_Information_

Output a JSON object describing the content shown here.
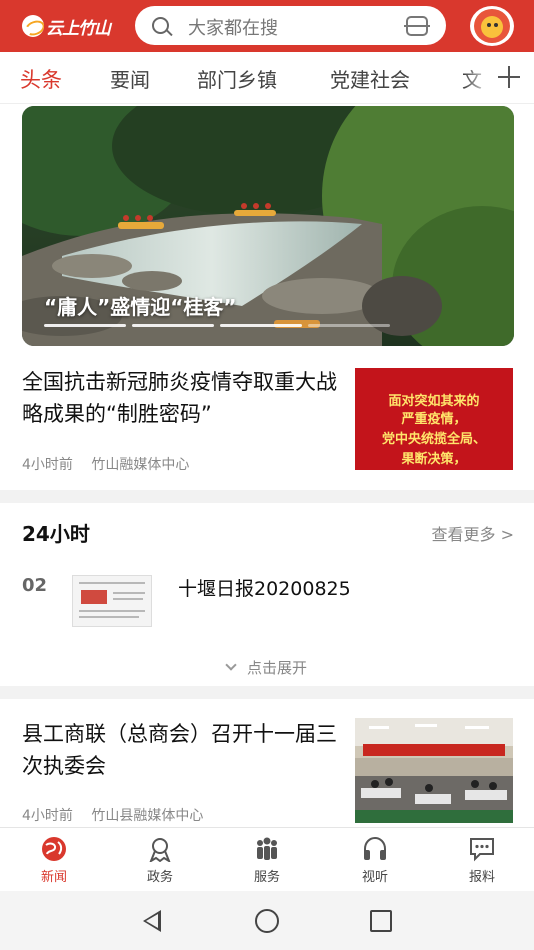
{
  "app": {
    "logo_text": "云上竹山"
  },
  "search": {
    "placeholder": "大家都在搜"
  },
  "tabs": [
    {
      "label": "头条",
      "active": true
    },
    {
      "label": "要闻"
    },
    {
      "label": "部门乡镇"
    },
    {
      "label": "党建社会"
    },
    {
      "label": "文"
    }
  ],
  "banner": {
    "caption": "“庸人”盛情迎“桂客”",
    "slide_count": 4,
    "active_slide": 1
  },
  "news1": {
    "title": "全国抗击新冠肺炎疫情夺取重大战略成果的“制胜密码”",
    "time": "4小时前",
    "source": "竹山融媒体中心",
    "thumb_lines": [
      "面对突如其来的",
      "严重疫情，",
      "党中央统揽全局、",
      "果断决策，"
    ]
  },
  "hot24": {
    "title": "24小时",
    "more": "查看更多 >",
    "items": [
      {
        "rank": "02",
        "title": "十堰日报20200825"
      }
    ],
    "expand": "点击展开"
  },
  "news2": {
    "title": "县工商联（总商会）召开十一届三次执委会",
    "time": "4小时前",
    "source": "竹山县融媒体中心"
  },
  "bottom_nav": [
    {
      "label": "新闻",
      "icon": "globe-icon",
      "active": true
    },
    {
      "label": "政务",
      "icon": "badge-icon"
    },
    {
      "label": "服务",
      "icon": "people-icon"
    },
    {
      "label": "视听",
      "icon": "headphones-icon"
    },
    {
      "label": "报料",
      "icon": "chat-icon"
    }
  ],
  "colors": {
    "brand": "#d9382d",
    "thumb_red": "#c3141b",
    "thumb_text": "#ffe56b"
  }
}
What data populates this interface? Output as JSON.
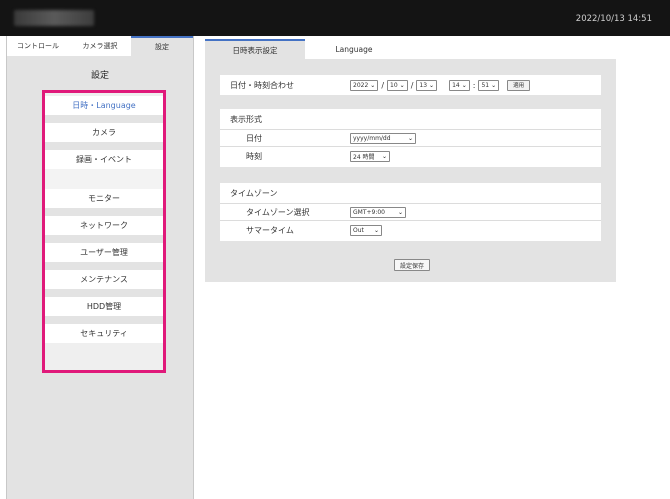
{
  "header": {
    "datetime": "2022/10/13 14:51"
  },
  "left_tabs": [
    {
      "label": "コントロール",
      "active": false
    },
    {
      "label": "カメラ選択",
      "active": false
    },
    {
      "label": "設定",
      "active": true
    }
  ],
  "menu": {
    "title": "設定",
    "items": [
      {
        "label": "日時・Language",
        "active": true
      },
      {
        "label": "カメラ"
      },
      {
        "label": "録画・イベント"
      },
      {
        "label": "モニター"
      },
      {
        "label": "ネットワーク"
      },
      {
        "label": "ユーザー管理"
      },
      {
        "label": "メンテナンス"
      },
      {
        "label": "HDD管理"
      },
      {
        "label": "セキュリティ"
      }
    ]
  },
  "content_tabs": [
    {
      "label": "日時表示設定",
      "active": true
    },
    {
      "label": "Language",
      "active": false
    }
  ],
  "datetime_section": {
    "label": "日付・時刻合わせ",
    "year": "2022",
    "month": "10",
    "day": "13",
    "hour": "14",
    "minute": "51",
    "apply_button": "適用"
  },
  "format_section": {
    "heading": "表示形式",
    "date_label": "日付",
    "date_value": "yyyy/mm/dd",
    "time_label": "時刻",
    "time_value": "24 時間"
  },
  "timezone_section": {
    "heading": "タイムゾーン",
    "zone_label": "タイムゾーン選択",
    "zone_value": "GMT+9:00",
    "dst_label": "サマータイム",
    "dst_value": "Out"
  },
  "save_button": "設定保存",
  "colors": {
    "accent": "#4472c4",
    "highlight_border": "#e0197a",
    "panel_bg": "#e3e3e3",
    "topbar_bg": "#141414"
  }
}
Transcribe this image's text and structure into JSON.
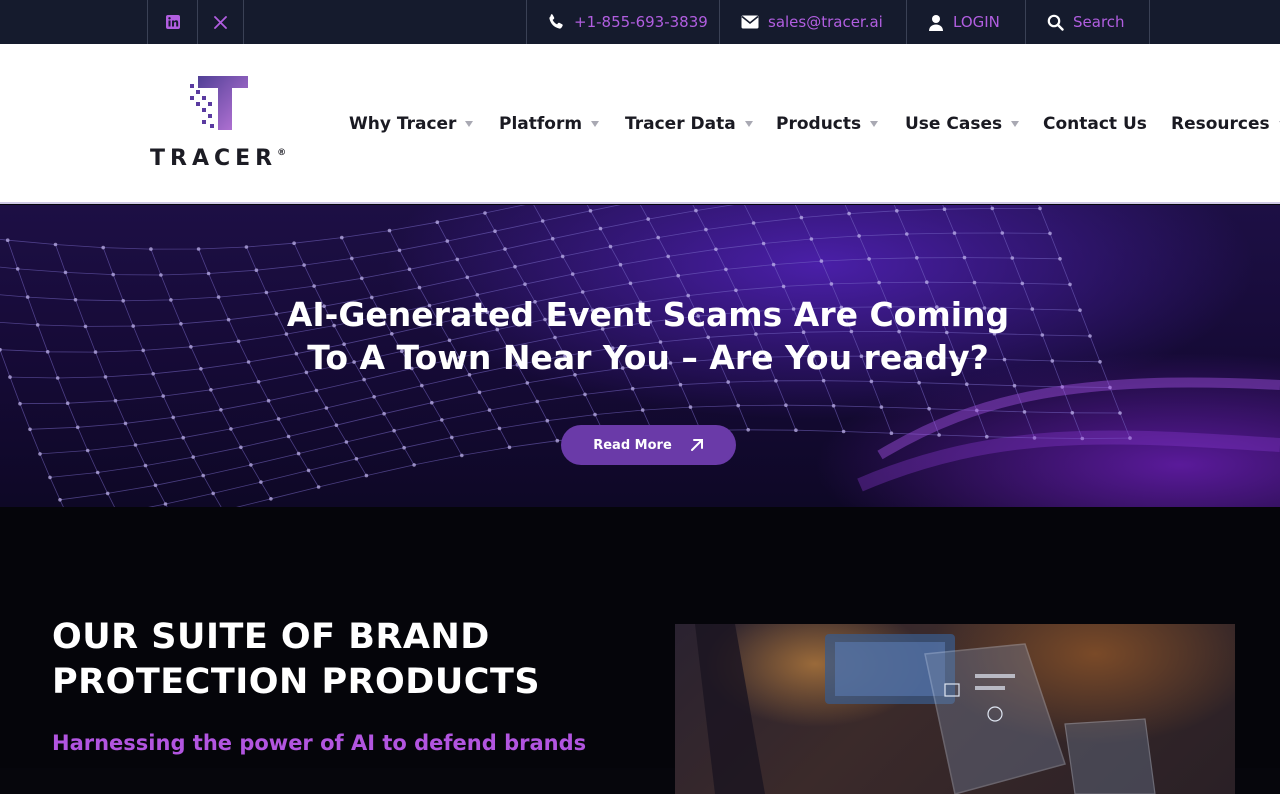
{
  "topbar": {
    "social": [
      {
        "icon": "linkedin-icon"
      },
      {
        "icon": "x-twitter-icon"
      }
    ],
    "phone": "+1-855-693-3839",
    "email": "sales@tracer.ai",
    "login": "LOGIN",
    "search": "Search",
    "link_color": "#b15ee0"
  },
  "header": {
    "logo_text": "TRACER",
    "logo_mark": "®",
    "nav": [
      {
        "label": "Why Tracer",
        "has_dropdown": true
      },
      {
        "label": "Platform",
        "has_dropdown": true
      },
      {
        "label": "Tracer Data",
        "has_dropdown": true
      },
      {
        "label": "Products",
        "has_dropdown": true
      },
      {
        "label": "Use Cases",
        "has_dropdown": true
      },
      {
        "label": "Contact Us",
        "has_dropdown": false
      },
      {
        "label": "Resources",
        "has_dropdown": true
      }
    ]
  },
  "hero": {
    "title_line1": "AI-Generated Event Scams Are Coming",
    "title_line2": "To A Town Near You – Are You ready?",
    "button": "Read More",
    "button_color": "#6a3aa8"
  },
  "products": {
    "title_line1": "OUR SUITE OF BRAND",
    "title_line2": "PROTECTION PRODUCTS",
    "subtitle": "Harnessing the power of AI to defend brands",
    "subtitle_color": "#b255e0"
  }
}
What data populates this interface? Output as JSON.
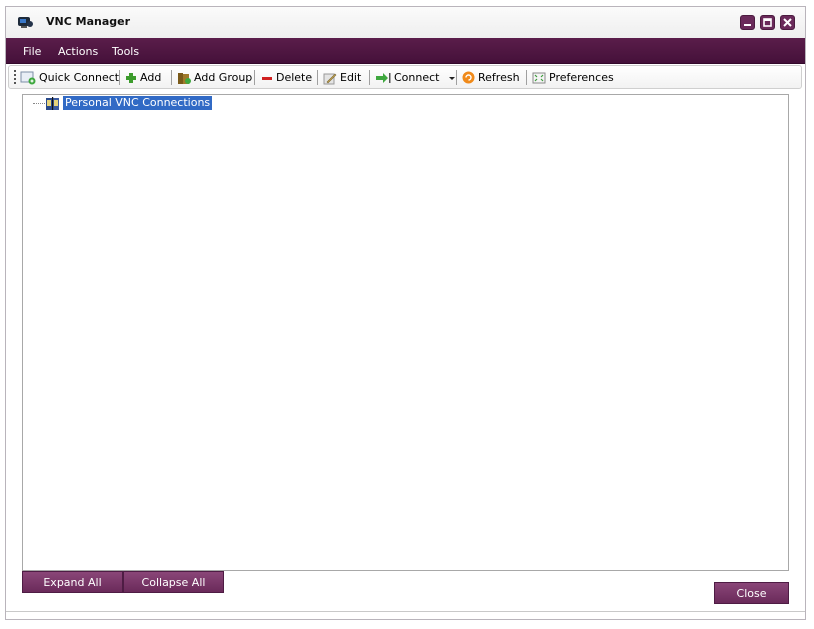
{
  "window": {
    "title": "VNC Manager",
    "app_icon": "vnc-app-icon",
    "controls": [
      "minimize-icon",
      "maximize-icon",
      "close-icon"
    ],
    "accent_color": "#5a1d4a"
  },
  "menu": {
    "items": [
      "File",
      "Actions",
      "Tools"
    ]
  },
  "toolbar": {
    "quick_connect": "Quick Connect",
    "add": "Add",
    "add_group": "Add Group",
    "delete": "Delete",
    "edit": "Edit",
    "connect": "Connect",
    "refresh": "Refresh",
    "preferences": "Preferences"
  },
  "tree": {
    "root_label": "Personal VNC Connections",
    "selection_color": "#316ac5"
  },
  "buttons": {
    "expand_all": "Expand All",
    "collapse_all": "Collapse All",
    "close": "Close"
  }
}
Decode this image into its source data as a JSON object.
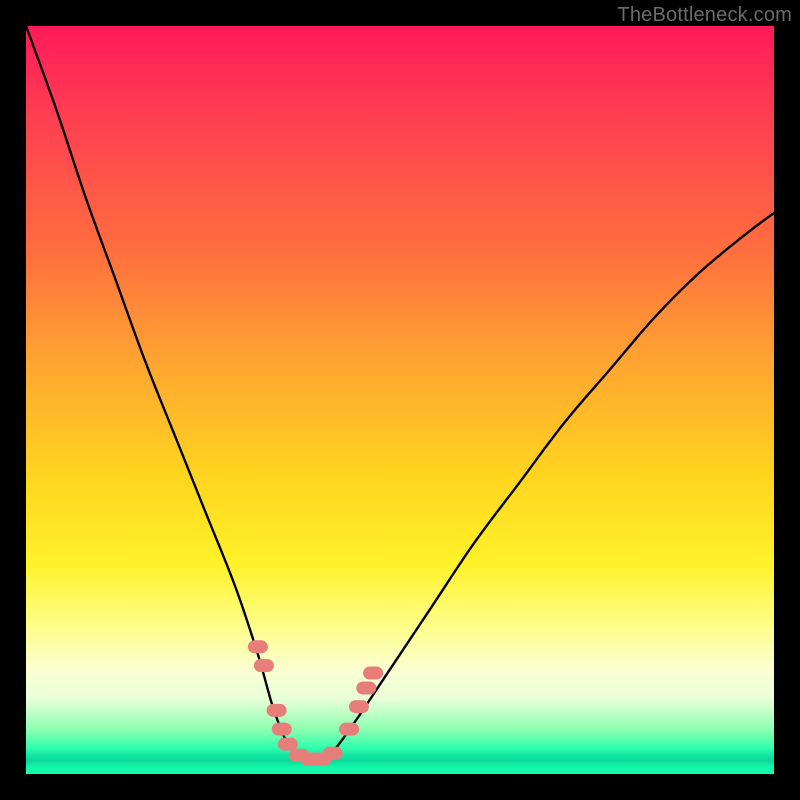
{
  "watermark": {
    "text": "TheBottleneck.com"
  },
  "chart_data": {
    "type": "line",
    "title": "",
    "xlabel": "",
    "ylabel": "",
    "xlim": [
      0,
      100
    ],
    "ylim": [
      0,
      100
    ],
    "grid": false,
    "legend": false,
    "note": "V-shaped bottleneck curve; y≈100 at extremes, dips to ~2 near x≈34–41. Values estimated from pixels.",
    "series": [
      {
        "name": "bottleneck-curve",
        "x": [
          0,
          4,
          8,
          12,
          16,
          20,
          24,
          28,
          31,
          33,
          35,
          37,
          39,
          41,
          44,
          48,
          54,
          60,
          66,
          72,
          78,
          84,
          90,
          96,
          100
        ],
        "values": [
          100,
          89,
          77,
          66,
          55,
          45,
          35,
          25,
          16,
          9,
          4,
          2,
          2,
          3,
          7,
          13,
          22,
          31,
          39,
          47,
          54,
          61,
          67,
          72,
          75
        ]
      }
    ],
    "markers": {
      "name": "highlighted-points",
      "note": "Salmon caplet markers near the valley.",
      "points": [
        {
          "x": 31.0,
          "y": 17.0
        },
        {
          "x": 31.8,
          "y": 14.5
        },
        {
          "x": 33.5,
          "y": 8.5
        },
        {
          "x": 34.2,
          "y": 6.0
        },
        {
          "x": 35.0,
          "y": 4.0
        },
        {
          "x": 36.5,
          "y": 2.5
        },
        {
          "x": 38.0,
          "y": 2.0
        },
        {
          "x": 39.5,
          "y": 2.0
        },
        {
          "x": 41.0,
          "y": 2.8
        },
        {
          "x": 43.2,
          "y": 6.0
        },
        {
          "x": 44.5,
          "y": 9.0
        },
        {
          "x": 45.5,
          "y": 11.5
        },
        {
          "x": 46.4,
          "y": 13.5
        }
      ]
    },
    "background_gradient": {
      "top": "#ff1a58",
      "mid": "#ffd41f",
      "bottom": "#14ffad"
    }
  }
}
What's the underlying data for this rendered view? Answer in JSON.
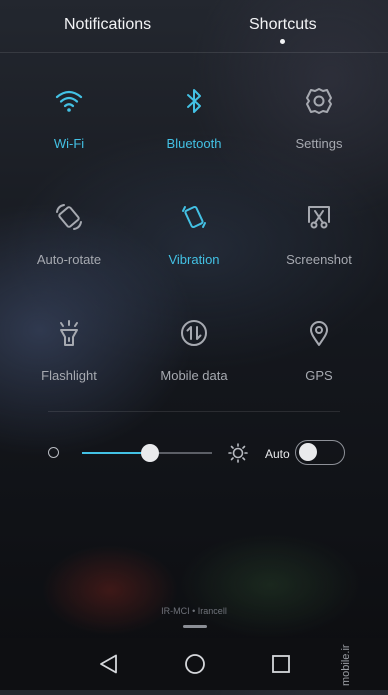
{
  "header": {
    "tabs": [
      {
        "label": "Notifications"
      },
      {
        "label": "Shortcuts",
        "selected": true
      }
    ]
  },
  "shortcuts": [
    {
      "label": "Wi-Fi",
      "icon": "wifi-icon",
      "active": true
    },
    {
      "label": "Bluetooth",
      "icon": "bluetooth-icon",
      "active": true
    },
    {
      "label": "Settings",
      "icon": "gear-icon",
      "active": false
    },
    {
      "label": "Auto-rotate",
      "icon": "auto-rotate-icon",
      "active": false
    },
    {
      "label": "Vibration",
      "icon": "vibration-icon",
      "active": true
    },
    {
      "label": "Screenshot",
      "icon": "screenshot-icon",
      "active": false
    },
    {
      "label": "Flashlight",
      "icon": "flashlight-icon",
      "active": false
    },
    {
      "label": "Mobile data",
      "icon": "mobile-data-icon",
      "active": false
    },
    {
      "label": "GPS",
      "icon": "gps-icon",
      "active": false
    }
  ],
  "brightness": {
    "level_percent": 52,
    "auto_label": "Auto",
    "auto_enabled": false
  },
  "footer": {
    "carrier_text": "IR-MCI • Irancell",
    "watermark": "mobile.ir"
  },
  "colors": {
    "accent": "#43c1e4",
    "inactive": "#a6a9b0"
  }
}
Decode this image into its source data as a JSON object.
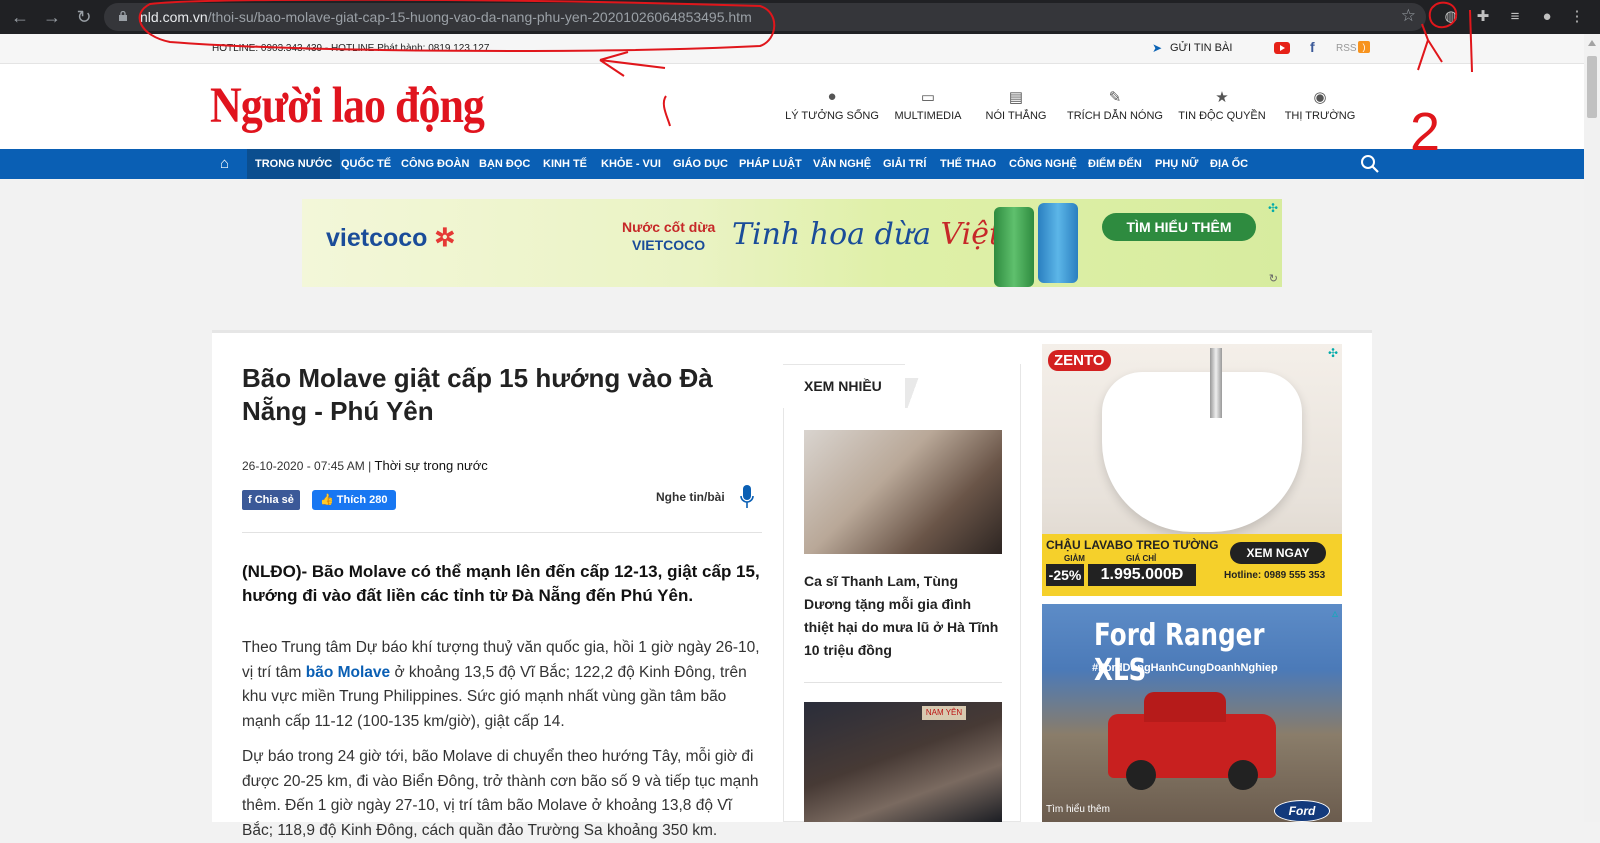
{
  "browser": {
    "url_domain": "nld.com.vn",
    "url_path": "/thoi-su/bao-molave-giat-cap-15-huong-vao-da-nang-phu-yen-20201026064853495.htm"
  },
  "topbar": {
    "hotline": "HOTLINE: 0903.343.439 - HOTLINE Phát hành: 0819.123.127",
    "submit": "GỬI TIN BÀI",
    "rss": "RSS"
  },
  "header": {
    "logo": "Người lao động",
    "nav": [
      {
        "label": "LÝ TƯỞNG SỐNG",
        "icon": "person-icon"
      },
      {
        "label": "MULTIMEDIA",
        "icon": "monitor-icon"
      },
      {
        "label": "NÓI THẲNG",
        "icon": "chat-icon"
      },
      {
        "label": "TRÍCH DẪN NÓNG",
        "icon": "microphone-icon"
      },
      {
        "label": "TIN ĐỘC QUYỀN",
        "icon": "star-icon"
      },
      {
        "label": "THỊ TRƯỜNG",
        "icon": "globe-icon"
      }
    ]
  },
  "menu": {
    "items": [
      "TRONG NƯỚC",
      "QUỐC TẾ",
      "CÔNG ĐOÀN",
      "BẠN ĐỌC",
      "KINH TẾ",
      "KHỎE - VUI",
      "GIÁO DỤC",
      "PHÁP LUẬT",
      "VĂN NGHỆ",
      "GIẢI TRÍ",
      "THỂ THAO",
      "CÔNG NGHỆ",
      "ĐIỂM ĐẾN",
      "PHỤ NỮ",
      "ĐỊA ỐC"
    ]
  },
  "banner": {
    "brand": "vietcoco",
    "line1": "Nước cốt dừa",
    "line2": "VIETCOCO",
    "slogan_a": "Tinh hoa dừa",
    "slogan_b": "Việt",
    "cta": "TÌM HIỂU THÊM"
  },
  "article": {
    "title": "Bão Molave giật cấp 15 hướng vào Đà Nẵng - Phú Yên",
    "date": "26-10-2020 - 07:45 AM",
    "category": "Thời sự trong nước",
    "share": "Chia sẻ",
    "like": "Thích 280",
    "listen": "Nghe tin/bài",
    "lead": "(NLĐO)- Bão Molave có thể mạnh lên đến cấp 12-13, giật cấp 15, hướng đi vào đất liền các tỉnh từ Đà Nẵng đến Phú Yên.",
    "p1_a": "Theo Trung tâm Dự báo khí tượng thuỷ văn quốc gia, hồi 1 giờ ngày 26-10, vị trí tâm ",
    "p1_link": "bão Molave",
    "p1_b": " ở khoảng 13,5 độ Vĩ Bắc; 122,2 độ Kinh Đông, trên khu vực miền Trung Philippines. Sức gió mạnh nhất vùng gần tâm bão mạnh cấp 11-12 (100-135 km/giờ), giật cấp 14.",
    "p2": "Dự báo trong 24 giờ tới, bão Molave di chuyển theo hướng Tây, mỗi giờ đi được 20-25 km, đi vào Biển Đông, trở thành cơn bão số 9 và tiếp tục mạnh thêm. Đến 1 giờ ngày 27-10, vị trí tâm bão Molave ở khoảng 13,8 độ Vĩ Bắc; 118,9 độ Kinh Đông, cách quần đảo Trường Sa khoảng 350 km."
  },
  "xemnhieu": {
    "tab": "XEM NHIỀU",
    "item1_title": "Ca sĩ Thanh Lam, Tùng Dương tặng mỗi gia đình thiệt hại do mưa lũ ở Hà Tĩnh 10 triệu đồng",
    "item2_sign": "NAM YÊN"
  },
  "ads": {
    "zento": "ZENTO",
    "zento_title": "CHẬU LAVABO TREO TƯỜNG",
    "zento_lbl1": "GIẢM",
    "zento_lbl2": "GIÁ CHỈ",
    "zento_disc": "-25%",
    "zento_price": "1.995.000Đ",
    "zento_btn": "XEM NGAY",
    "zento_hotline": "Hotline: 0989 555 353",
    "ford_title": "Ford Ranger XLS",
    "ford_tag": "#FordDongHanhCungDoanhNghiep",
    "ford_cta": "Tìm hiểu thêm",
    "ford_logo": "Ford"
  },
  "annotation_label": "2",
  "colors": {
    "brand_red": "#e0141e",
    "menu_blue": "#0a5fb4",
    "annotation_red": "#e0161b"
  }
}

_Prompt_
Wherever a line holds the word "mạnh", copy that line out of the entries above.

_Solution for this problem_
    "lead": "(NLĐO)- Bão Molave có thể mạnh lên đến cấp 12-13, giật cấp 15, hướng đi vào đất liền các tỉnh từ Đà Nẵng đến Phú Yên.",
    "p1_b": " ở khoảng 13,5 độ Vĩ Bắc; 122,2 độ Kinh Đông, trên khu vực miền Trung Philippines. Sức gió mạnh nhất vùng gần tâm bão mạnh cấp 11-12 (100-135 km/giờ), giật cấp 14.",
    "p2": "Dự báo trong 24 giờ tới, bão Molave di chuyển theo hướng Tây, mỗi giờ đi được 20-25 km, đi vào Biển Đông, trở thành cơn bão số 9 và tiếp tục mạnh thêm. Đến 1 giờ ngày 27-10, vị trí tâm bão Molave ở khoảng 13,8 độ Vĩ Bắc; 118,9 độ Kinh Đông, cách quần đảo Trường Sa khoảng 350 km."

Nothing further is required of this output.